There are never plays in which you have only one receiver set for the ball. You would have a first read, but the best quarterbacks are working off what the defense is doing and you don't know how that might direct you. And yes, you are either blocking or going out for a pass every pass play.
From John McGill:
"Hey Darren. A shout out to Zach Ertz. Keep your spirits up. Wishing the best for you and yours. Is there a timetable for Hollywood Brown's return? Also, on Eno Benjamin. I am just as surprised as anyone about his release. However, I do remember a time when the Cardinals got rid of Anquan Boldin when he was complaining about getting paid less than Larry Fitzgerald. This came after they just gave him a new contract the year before. Like you said we do not know everything but if he was going to be a distraction to the team and if he is not going to be happy returning to his role as backup, I do not have a problem with the move."

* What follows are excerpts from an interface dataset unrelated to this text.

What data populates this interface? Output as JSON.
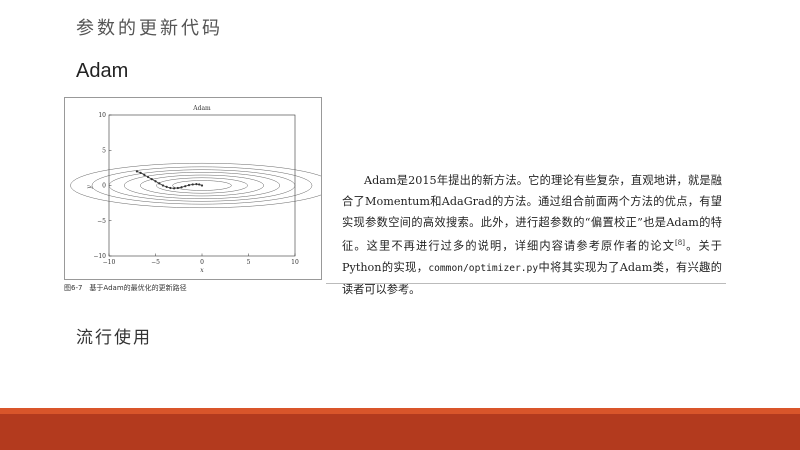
{
  "slide": {
    "title": "参数的更新代码",
    "section_heading": "Adam",
    "bottom_heading": "流行使用"
  },
  "figure": {
    "caption": "图6-7　基于Adam的最优化的更新路径"
  },
  "paragraph": {
    "part1": "Adam是2015年提出的新方法。它的理论有些复杂，直观地讲，就是融合了Momentum和AdaGrad的方法。通过组合前面两个方法的优点，有望实现参数空间的高效搜索。此外，进行超参数的“偏置校正”也是Adam的特征。这里不再进行过多的说明，详细内容请参考原作者的论文",
    "citation": "[8]",
    "part2": "。关于Python的实现，",
    "code": "common/optimizer.py",
    "part3": "中将其实现为了Adam类，有兴趣的读者可以参考。"
  },
  "colors": {
    "footer_band": "#b33a1e",
    "footer_band_top": "#d9552a",
    "path": "#333333",
    "contour": "#555555"
  },
  "chart_data": {
    "type": "line",
    "title": "Adam",
    "xlabel": "x",
    "ylabel": "y",
    "xlim": [
      -10,
      10
    ],
    "ylim": [
      -10,
      10
    ],
    "xticks": [
      -10,
      -5,
      0,
      5,
      10
    ],
    "yticks": [
      -10,
      -5,
      0,
      5,
      10
    ],
    "xtick_labels": [
      "−10",
      "−5",
      "0",
      "5",
      "10"
    ],
    "ytick_labels": [
      "−10",
      "−5",
      "0",
      "5",
      "10"
    ],
    "contour_levels": [
      0.5,
      1.2,
      2.2,
      3.5,
      5,
      7,
      10
    ],
    "path": {
      "x": [
        -7.0,
        -6.6,
        -6.2,
        -5.8,
        -5.4,
        -5.0,
        -4.6,
        -4.2,
        -3.8,
        -3.4,
        -3.0,
        -2.6,
        -2.2,
        -1.8,
        -1.4,
        -1.0,
        -0.6,
        -0.3,
        0.0
      ],
      "y": [
        2.0,
        1.8,
        1.5,
        1.2,
        0.9,
        0.6,
        0.3,
        0.0,
        -0.2,
        -0.35,
        -0.4,
        -0.35,
        -0.25,
        -0.1,
        0.05,
        0.15,
        0.2,
        0.15,
        0.0
      ]
    },
    "grid": false
  }
}
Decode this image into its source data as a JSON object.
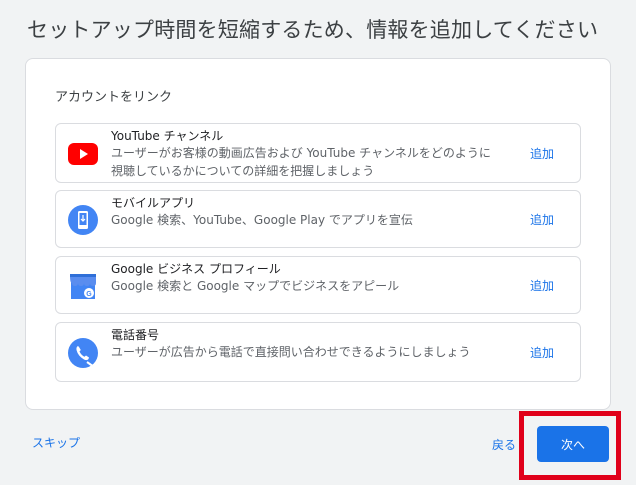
{
  "header": {
    "title": "セットアップ時間を短縮するため、情報を追加してください"
  },
  "card": {
    "section_title": "アカウントをリンク",
    "items": [
      {
        "title": "YouTube チャンネル",
        "description": "ユーザーがお客様の動画広告および YouTube チャンネルをどのように視聴しているかについての詳細を把握しましょう",
        "action_label": "追加",
        "icon": "youtube-icon"
      },
      {
        "title": "モバイルアプリ",
        "description": "Google 検索、YouTube、Google Play でアプリを宣伝",
        "action_label": "追加",
        "icon": "mobile-app-icon"
      },
      {
        "title": "Google ビジネス プロフィール",
        "description": "Google 検索と Google マップでビジネスをアピール",
        "action_label": "追加",
        "icon": "business-profile-icon"
      },
      {
        "title": "電話番号",
        "description": "ユーザーが広告から電話で直接問い合わせできるようにしましょう",
        "action_label": "追加",
        "icon": "phone-icon"
      }
    ]
  },
  "footer": {
    "skip_label": "スキップ",
    "back_label": "戻る",
    "next_label": "次へ"
  },
  "colors": {
    "accent": "#1a73e8",
    "highlight": "#e0001a",
    "youtube_red": "#ff0000"
  }
}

I would expect Hollywood to have a good chance to play against the Chargers. As for the Eno situation, again, he was not released because he was upset with playing time. It was how he was upset. And let me clear one thing up, and that is there is absolutely no parallel between Eno's situation and Anquan's. Boldin wasn't upset he was paid less than Fitz. He was upset because he felt the Cardinals had promised to give him a new contract with three years left on his current deal and they disagreed. And Boldin spent two entire seasons with the Cardinals after he was ticked off and made it public, before he was traded.